Prevent Yourself From Becoming A Victim
Phishing is a kind of social engineering cyber-attack that tries to trick you into revealing sensitive information. The information could then be used against you to access your financial accounts, social media platforms, email, phone, and more.
Attackers leverage human emotions to trigger a response. They may pose as a family member, a friend, a coworker, or a stranger in need. They will try to get you to take an action that goes against your best interest, like clicking on a link, downloading an attachment, or sending sensitive information.
They try to convince you to perform these actions by creating a fraudulent scenario such as offering large sums of money, threatening you with late fees, or claiming your account has been locked due to suspicious activity. These attacks are tremendously effective and dangerous. All it takes is just one click.
Here are the different types of phishing attacks and tips for protecting yourself.

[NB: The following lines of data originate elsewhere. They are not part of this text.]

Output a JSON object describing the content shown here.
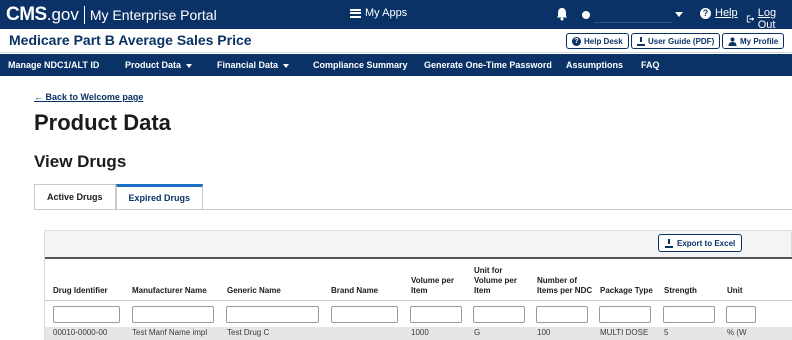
{
  "topbar": {
    "brand_cms": "CMS",
    "brand_gov": ".gov",
    "portal": "My Enterprise Portal",
    "my_apps": "My Apps",
    "help": "Help",
    "logout": "Log Out",
    "help_glyph": "?",
    "icons": [
      "grid-icon",
      "bell-icon",
      "user-icon",
      "help-icon",
      "logout-icon"
    ]
  },
  "titlebar": {
    "title": "Medicare Part B Average Sales Price",
    "help_desk": "Help Desk",
    "user_guide": "User Guide (PDF)",
    "my_profile": "My Profile"
  },
  "nav": {
    "items": [
      {
        "label": "Manage NDC1/ALT ID"
      },
      {
        "label": "Product Data"
      },
      {
        "label": "Financial Data"
      },
      {
        "label": "Compliance Summary"
      },
      {
        "label": "Generate One-Time Password"
      },
      {
        "label": "Assumptions"
      },
      {
        "label": "FAQ"
      }
    ]
  },
  "main": {
    "back_link": "← Back to Welcome page",
    "page_title": "Product Data",
    "section_title": "View Drugs",
    "tabs": [
      {
        "label": "Active Drugs"
      },
      {
        "label": "Expired Drugs",
        "active": true
      }
    ],
    "export_label": "Export to Excel"
  },
  "table": {
    "headers": [
      "Drug Identifier",
      "Manufacturer Name",
      "Generic Name",
      "Brand Name",
      "Volume per Item",
      "Unit for Volume per Item",
      "Number of Items per NDC",
      "Package Type",
      "Strength",
      "Unit"
    ],
    "rows": [
      [
        "00010-0000-00",
        "Test Manf Name impl",
        "Test Drug C",
        "",
        "1000",
        "G",
        "100",
        "MULTI DOSE",
        "5",
        "% (W"
      ]
    ]
  },
  "colors": {
    "navy": "#0b3266",
    "tab_accent": "#1a6ec4"
  }
}
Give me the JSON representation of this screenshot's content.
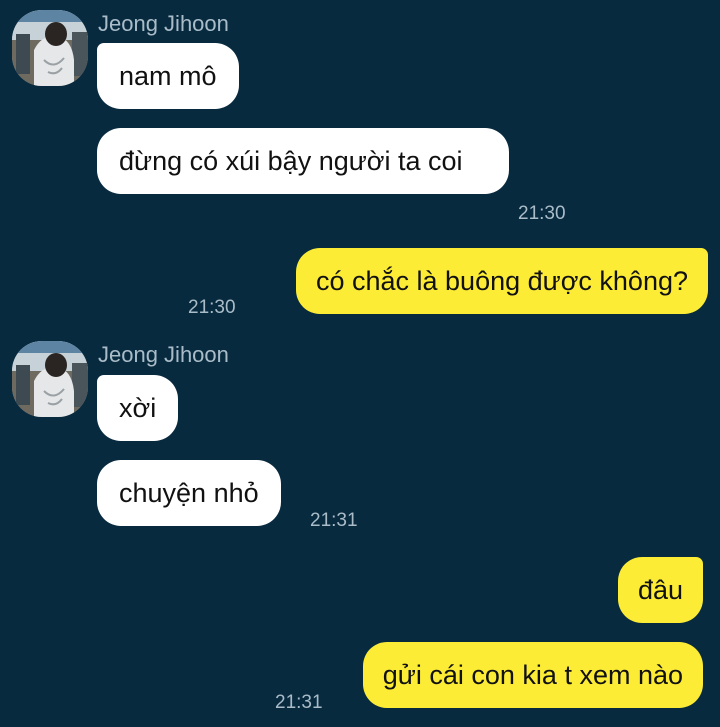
{
  "groups": [
    {
      "sender": "Jeong Jihoon",
      "messages": [
        {
          "text": "nam mô"
        },
        {
          "text": "đừng có xúi bậy người ta coi",
          "time": "21:30"
        }
      ]
    },
    {
      "outgoing": true,
      "messages": [
        {
          "text": "có chắc là buông được không?",
          "time": "21:30"
        }
      ]
    },
    {
      "sender": "Jeong Jihoon",
      "messages": [
        {
          "text": "xời"
        },
        {
          "text": "chuyện nhỏ",
          "time": "21:31"
        }
      ]
    },
    {
      "outgoing": true,
      "messages": [
        {
          "text": "đâu"
        },
        {
          "text": "gửi cái con kia t xem nào",
          "time": "21:31"
        }
      ]
    }
  ],
  "colors": {
    "background": "#082a3f",
    "incoming_bubble": "#ffffff",
    "outgoing_bubble": "#fcec36",
    "meta_text": "#a9bcc8"
  },
  "icons": {
    "avatar": "profile-photo-avatar-icon"
  }
}
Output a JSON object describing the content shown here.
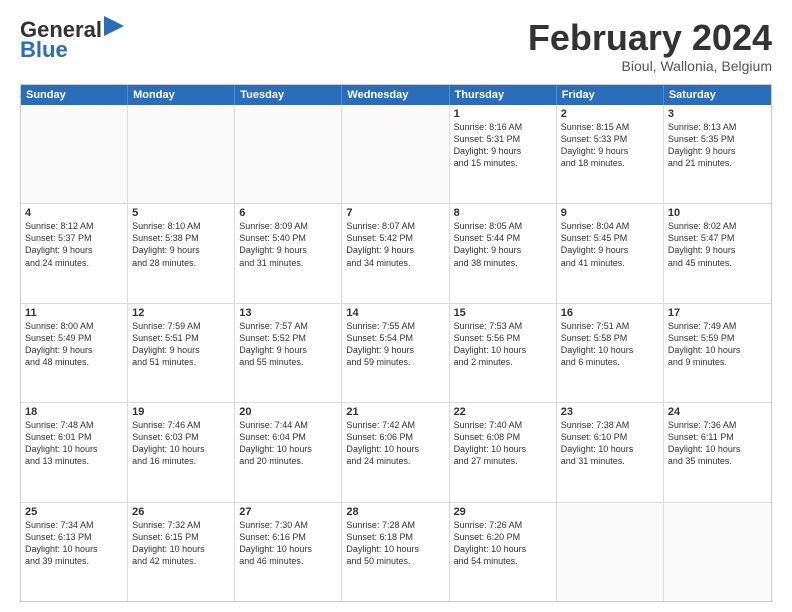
{
  "logo": {
    "text_general": "General",
    "text_blue": "Blue",
    "icon": "▶"
  },
  "header": {
    "title": "February 2024",
    "subtitle": "Bioul, Wallonia, Belgium"
  },
  "weekdays": [
    "Sunday",
    "Monday",
    "Tuesday",
    "Wednesday",
    "Thursday",
    "Friday",
    "Saturday"
  ],
  "rows": [
    [
      {
        "day": "",
        "text": ""
      },
      {
        "day": "",
        "text": ""
      },
      {
        "day": "",
        "text": ""
      },
      {
        "day": "",
        "text": ""
      },
      {
        "day": "1",
        "text": "Sunrise: 8:16 AM\nSunset: 5:31 PM\nDaylight: 9 hours\nand 15 minutes."
      },
      {
        "day": "2",
        "text": "Sunrise: 8:15 AM\nSunset: 5:33 PM\nDaylight: 9 hours\nand 18 minutes."
      },
      {
        "day": "3",
        "text": "Sunrise: 8:13 AM\nSunset: 5:35 PM\nDaylight: 9 hours\nand 21 minutes."
      }
    ],
    [
      {
        "day": "4",
        "text": "Sunrise: 8:12 AM\nSunset: 5:37 PM\nDaylight: 9 hours\nand 24 minutes."
      },
      {
        "day": "5",
        "text": "Sunrise: 8:10 AM\nSunset: 5:38 PM\nDaylight: 9 hours\nand 28 minutes."
      },
      {
        "day": "6",
        "text": "Sunrise: 8:09 AM\nSunset: 5:40 PM\nDaylight: 9 hours\nand 31 minutes."
      },
      {
        "day": "7",
        "text": "Sunrise: 8:07 AM\nSunset: 5:42 PM\nDaylight: 9 hours\nand 34 minutes."
      },
      {
        "day": "8",
        "text": "Sunrise: 8:05 AM\nSunset: 5:44 PM\nDaylight: 9 hours\nand 38 minutes."
      },
      {
        "day": "9",
        "text": "Sunrise: 8:04 AM\nSunset: 5:45 PM\nDaylight: 9 hours\nand 41 minutes."
      },
      {
        "day": "10",
        "text": "Sunrise: 8:02 AM\nSunset: 5:47 PM\nDaylight: 9 hours\nand 45 minutes."
      }
    ],
    [
      {
        "day": "11",
        "text": "Sunrise: 8:00 AM\nSunset: 5:49 PM\nDaylight: 9 hours\nand 48 minutes."
      },
      {
        "day": "12",
        "text": "Sunrise: 7:59 AM\nSunset: 5:51 PM\nDaylight: 9 hours\nand 51 minutes."
      },
      {
        "day": "13",
        "text": "Sunrise: 7:57 AM\nSunset: 5:52 PM\nDaylight: 9 hours\nand 55 minutes."
      },
      {
        "day": "14",
        "text": "Sunrise: 7:55 AM\nSunset: 5:54 PM\nDaylight: 9 hours\nand 59 minutes."
      },
      {
        "day": "15",
        "text": "Sunrise: 7:53 AM\nSunset: 5:56 PM\nDaylight: 10 hours\nand 2 minutes."
      },
      {
        "day": "16",
        "text": "Sunrise: 7:51 AM\nSunset: 5:58 PM\nDaylight: 10 hours\nand 6 minutes."
      },
      {
        "day": "17",
        "text": "Sunrise: 7:49 AM\nSunset: 5:59 PM\nDaylight: 10 hours\nand 9 minutes."
      }
    ],
    [
      {
        "day": "18",
        "text": "Sunrise: 7:48 AM\nSunset: 6:01 PM\nDaylight: 10 hours\nand 13 minutes."
      },
      {
        "day": "19",
        "text": "Sunrise: 7:46 AM\nSunset: 6:03 PM\nDaylight: 10 hours\nand 16 minutes."
      },
      {
        "day": "20",
        "text": "Sunrise: 7:44 AM\nSunset: 6:04 PM\nDaylight: 10 hours\nand 20 minutes."
      },
      {
        "day": "21",
        "text": "Sunrise: 7:42 AM\nSunset: 6:06 PM\nDaylight: 10 hours\nand 24 minutes."
      },
      {
        "day": "22",
        "text": "Sunrise: 7:40 AM\nSunset: 6:08 PM\nDaylight: 10 hours\nand 27 minutes."
      },
      {
        "day": "23",
        "text": "Sunrise: 7:38 AM\nSunset: 6:10 PM\nDaylight: 10 hours\nand 31 minutes."
      },
      {
        "day": "24",
        "text": "Sunrise: 7:36 AM\nSunset: 6:11 PM\nDaylight: 10 hours\nand 35 minutes."
      }
    ],
    [
      {
        "day": "25",
        "text": "Sunrise: 7:34 AM\nSunset: 6:13 PM\nDaylight: 10 hours\nand 39 minutes."
      },
      {
        "day": "26",
        "text": "Sunrise: 7:32 AM\nSunset: 6:15 PM\nDaylight: 10 hours\nand 42 minutes."
      },
      {
        "day": "27",
        "text": "Sunrise: 7:30 AM\nSunset: 6:16 PM\nDaylight: 10 hours\nand 46 minutes."
      },
      {
        "day": "28",
        "text": "Sunrise: 7:28 AM\nSunset: 6:18 PM\nDaylight: 10 hours\nand 50 minutes."
      },
      {
        "day": "29",
        "text": "Sunrise: 7:26 AM\nSunset: 6:20 PM\nDaylight: 10 hours\nand 54 minutes."
      },
      {
        "day": "",
        "text": ""
      },
      {
        "day": "",
        "text": ""
      }
    ]
  ]
}
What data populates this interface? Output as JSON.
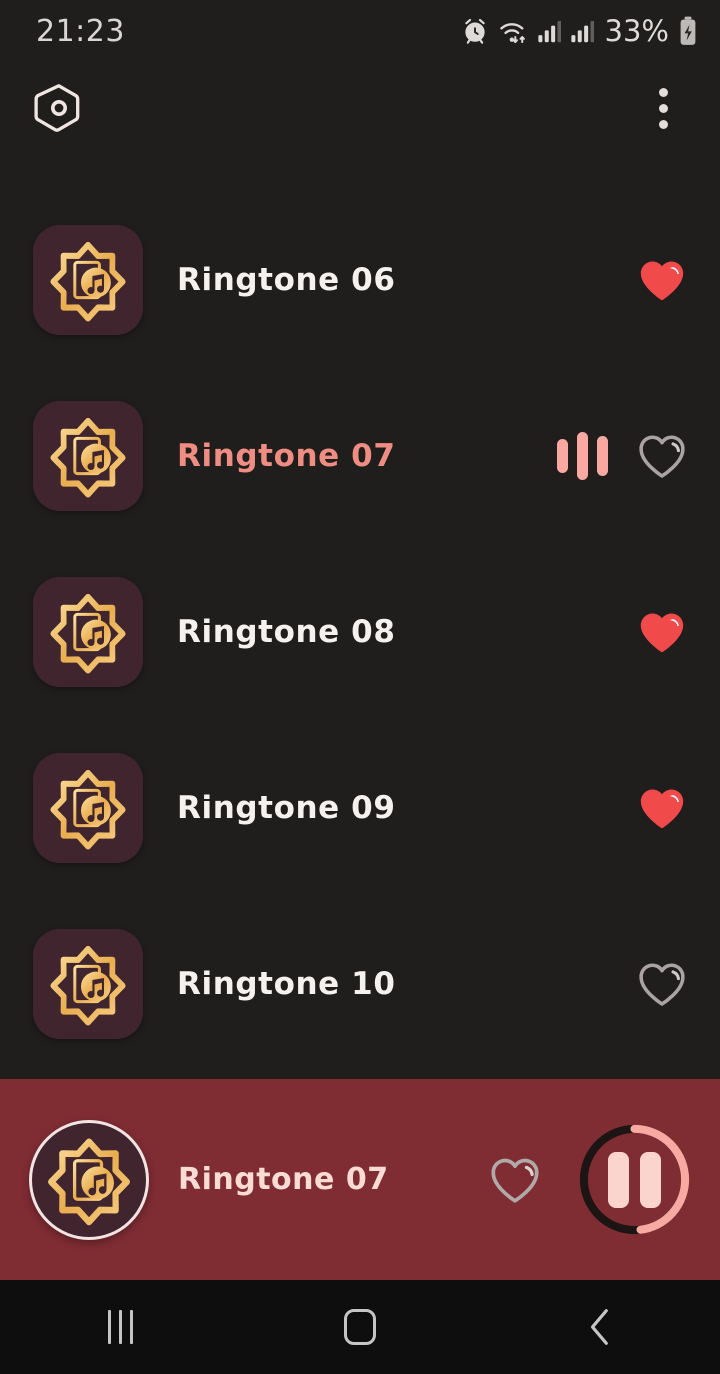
{
  "status_bar": {
    "time": "21:23",
    "battery_percent": "33%",
    "icons": [
      "alarm-icon",
      "wifi-icon",
      "signal-icon-1",
      "signal-icon-2",
      "battery-charging-icon"
    ]
  },
  "app_bar": {
    "logo_icon": "hexagon-logo-icon",
    "overflow_icon": "more-vertical-icon"
  },
  "list": {
    "items": [
      {
        "title": "Ringtone 06",
        "favorite": true,
        "playing": false
      },
      {
        "title": "Ringtone 07",
        "favorite": false,
        "playing": true
      },
      {
        "title": "Ringtone 08",
        "favorite": true,
        "playing": false
      },
      {
        "title": "Ringtone 09",
        "favorite": true,
        "playing": false
      },
      {
        "title": "Ringtone 10",
        "favorite": false,
        "playing": false
      }
    ],
    "thumb_icon": "ringtone-star-music-icon",
    "equalizer_icon": "equalizer-bars-icon",
    "favorite_icon_filled": "heart-filled-icon",
    "favorite_icon_outline": "heart-outline-icon"
  },
  "player": {
    "title": "Ringtone 07",
    "art_icon": "ringtone-star-music-icon",
    "favorite": false,
    "favorite_icon": "heart-outline-icon",
    "transport_icon": "pause-icon",
    "progress_percent": 48
  },
  "nav_bar": {
    "recents_icon": "recents-icon",
    "home_icon": "home-icon",
    "back_icon": "back-chevron-icon"
  },
  "colors": {
    "background": "#201e1d",
    "player_background": "#7f2c33",
    "accent_pink": "#ef8d83",
    "heart_red": "#f04a4a",
    "gold": "#f0c068",
    "thumb_background": "#40252f",
    "text_primary": "#f4f1ef",
    "player_text": "#fbdcd4"
  }
}
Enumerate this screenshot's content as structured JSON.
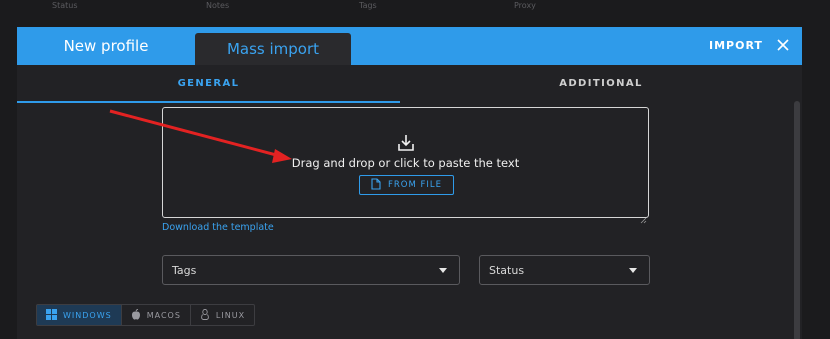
{
  "background_table": {
    "columns": [
      "Status",
      "Notes",
      "Tags",
      "Proxy"
    ]
  },
  "modal": {
    "tabs": {
      "new_profile": "New profile",
      "mass_import": "Mass import"
    },
    "import_label": "IMPORT",
    "close_icon": "close-icon",
    "subtabs": {
      "general": "GENERAL",
      "additional": "ADDITIONAL"
    },
    "dropzone": {
      "icon": "download-icon",
      "text": "Drag and drop or click to paste the text",
      "from_file_label": "FROM FILE",
      "from_file_icon": "file-icon"
    },
    "download_template_link": "Download the template",
    "tags_select": {
      "value": "Tags"
    },
    "status_select": {
      "value": "Status"
    },
    "os_buttons": [
      {
        "label": "WINDOWS",
        "icon": "windows-icon",
        "selected": true
      },
      {
        "label": "MACOS",
        "icon": "apple-icon",
        "selected": false
      },
      {
        "label": "LINUX",
        "icon": "linux-icon",
        "selected": false
      }
    ]
  },
  "colors": {
    "accent": "#2f9bea",
    "background": "#1b1b1d",
    "modal_background": "#222225",
    "annotation_arrow": "#e32222"
  }
}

Spearphishing - Spearphishing takes aim at specific people and organizations. Attackers collect information from social media platforms, public forums, major data breaches, and other routes. The probability of a successful spearphishing campaign increases significantly when the victim believes they are communicating with someone they know. An attacker can impersonate anyone by disguising their email address or phone numbers to reflect a person that you are familiar with.
Vishing - Vishing is accomplished through voice calls. A common example of vishing includes a call from someone claiming to be a representative from Microsoft. This person may inform you that they have detected a virus on your computer. The caller may ask for your credit card information and explain that an updated antivirus software must be purchased and installed. The attacker would then have your credit card information and you will have likely installed malware on your computer, instead of an actual antivirus.
Smishing - Smishing uses text messaging or short message services (SMS) to carry out an attack. A common example of smishing includes a message delivered to your phone through SMS that contains a clickable link or a return phone number that the attackers want you to call. The attacks may appear to look like they are from reputable sources like your financial institution. The message may tell you that your account has been compromised and that you need to respond immediately. The attacker will ask you to verify your account number, social security number, birthday, and other sensitive information. Once the attacker has collected enough of your personal information, they may gain access and control of your banking accounts.
Unsure If This Could Be An Attack?
No matter if it is by email, text, voicemail, or letter, it may not always be obvious when you become a target for an attack, so it is important to always ask yourself the following questions:
Am I familiar with the sender?
Does the message contain poor grammar or mispelled words?
Are there any suspicious links or unexpected attachments?
Does the message offer unrealistic promises like large sums of money?
Does it plead with you to click a link, download something, or send personal information?
Does it threaten you by saying an account has been hacked or that you’re facing legal action?
It is important to consider these factors with every form of communication, especially when you’re being asked to take action or if the communication is giving you a sense of urgency. If you receive a communication concerning your banking account, stop! Think and consider the questions above. If you are unsure, call your financial institution directly and ask if they sent you the communication. Always remember to think before you click.
Get more insight on recognizing and avoiding scams with this helpful article from our free online financial education tool, Banzai. For more information, you can visit the Scam Alert page on our website for the most recent COVID-19 scams. If you feel you may have been the target of a scam, or would like more information about how to better protect your identity, please contact First Source at 315-735-8571 to report any activity that might seem suspicious to our Member Care Center. You can also visit our Identity Protection page to learn additional ways to keep your information and accounts safe.
Bring This Session to a Live Setting
If you would like to schedule our Community Educator for a seminar or workshop for any Financial Friday educational topic, please email your request to FinancialEducation@fsource.org
Interested in learning more? There are also additional resources which have been created specifically to help you gain financial freedom. Feel free to use these anytime.